AIM OF THE EXERCISE.
Report the count, and only the count, of lines in the records that include the word "views".

DATA TO PROCESS.
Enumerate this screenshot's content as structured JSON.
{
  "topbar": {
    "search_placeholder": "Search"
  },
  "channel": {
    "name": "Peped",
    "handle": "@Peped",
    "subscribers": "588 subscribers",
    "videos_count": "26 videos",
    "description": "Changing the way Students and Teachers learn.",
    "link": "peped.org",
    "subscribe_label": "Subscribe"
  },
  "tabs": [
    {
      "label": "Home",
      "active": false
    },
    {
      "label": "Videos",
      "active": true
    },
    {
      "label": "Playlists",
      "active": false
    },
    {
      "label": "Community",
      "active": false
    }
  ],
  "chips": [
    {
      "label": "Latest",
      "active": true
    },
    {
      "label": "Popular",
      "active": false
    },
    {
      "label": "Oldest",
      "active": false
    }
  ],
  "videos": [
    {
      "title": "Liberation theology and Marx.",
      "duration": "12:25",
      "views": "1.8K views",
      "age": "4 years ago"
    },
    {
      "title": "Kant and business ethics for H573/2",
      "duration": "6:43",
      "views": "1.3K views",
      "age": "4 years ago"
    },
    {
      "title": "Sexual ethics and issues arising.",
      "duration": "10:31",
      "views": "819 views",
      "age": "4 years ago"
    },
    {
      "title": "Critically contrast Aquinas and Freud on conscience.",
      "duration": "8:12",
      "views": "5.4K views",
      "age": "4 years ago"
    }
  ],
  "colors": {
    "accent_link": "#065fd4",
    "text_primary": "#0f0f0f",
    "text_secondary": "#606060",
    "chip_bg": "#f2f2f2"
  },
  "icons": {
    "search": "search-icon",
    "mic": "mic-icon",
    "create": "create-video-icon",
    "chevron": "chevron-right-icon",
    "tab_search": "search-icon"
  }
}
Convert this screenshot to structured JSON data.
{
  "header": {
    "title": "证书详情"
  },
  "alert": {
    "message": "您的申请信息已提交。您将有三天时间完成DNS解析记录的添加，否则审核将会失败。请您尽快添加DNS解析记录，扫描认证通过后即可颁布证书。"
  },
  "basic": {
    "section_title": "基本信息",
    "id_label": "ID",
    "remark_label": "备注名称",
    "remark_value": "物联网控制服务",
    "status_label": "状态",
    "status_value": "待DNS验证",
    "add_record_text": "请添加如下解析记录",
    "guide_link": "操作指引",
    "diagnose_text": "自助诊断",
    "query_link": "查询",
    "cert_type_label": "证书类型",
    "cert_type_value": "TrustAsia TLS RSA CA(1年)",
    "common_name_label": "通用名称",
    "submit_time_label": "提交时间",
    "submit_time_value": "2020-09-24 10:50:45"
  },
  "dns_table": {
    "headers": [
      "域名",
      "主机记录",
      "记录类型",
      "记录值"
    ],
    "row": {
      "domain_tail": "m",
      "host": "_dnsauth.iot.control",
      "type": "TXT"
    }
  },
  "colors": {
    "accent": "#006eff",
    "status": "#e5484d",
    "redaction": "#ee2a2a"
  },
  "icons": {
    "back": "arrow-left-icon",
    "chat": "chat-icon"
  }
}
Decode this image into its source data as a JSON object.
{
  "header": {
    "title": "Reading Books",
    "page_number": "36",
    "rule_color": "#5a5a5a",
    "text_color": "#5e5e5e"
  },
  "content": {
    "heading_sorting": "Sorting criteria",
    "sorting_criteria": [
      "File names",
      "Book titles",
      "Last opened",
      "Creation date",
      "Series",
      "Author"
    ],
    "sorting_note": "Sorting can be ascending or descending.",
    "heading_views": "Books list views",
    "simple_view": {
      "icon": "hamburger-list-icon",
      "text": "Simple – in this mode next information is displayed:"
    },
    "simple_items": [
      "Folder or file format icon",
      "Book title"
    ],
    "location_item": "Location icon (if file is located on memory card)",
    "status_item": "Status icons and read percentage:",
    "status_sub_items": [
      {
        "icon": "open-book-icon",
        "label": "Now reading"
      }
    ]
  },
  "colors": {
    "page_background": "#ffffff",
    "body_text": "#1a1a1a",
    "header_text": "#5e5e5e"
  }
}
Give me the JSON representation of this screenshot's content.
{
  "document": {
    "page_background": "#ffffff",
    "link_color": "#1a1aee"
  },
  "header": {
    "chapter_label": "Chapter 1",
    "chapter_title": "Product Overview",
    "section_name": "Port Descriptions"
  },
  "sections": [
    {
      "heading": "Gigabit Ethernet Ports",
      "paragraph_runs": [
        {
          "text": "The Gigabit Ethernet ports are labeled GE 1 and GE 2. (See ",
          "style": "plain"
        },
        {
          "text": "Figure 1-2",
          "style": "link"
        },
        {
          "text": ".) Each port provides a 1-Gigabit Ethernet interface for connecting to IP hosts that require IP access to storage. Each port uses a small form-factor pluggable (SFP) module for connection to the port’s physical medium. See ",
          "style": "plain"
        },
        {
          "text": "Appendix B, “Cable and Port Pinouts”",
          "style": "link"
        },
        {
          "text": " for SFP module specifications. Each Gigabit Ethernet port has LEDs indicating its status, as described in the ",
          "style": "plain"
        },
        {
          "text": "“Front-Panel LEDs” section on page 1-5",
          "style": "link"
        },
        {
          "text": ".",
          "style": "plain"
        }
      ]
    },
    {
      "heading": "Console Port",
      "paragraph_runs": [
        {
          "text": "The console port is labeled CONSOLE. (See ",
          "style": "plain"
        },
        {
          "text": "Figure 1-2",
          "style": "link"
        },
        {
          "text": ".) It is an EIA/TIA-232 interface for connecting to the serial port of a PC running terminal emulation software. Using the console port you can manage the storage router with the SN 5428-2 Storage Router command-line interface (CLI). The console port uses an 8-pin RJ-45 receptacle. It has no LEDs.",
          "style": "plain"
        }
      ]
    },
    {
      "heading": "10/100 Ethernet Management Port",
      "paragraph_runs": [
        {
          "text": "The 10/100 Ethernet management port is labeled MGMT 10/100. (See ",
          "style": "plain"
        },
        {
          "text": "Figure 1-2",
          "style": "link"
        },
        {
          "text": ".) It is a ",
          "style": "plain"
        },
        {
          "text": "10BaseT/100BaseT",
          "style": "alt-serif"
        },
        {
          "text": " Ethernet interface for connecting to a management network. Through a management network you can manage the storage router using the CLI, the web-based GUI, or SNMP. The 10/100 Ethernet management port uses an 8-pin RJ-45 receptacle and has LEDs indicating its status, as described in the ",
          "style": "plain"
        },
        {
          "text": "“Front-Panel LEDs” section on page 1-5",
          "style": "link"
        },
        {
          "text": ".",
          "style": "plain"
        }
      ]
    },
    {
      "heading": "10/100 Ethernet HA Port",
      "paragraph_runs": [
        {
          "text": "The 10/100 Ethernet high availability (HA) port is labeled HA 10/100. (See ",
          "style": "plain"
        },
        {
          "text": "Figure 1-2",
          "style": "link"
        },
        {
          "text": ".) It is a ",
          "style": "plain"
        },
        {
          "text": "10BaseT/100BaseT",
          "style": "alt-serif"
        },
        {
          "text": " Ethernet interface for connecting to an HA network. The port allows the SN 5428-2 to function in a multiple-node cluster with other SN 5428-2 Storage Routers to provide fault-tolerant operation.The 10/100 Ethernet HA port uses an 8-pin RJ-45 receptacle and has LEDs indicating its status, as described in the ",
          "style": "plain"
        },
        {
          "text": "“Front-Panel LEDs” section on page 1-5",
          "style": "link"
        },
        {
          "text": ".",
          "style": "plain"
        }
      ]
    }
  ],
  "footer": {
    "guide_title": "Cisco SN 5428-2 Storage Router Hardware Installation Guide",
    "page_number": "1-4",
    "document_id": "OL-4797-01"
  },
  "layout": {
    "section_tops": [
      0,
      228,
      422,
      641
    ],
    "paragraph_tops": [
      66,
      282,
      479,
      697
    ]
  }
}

OUTPUT FOR THIS TASK.
5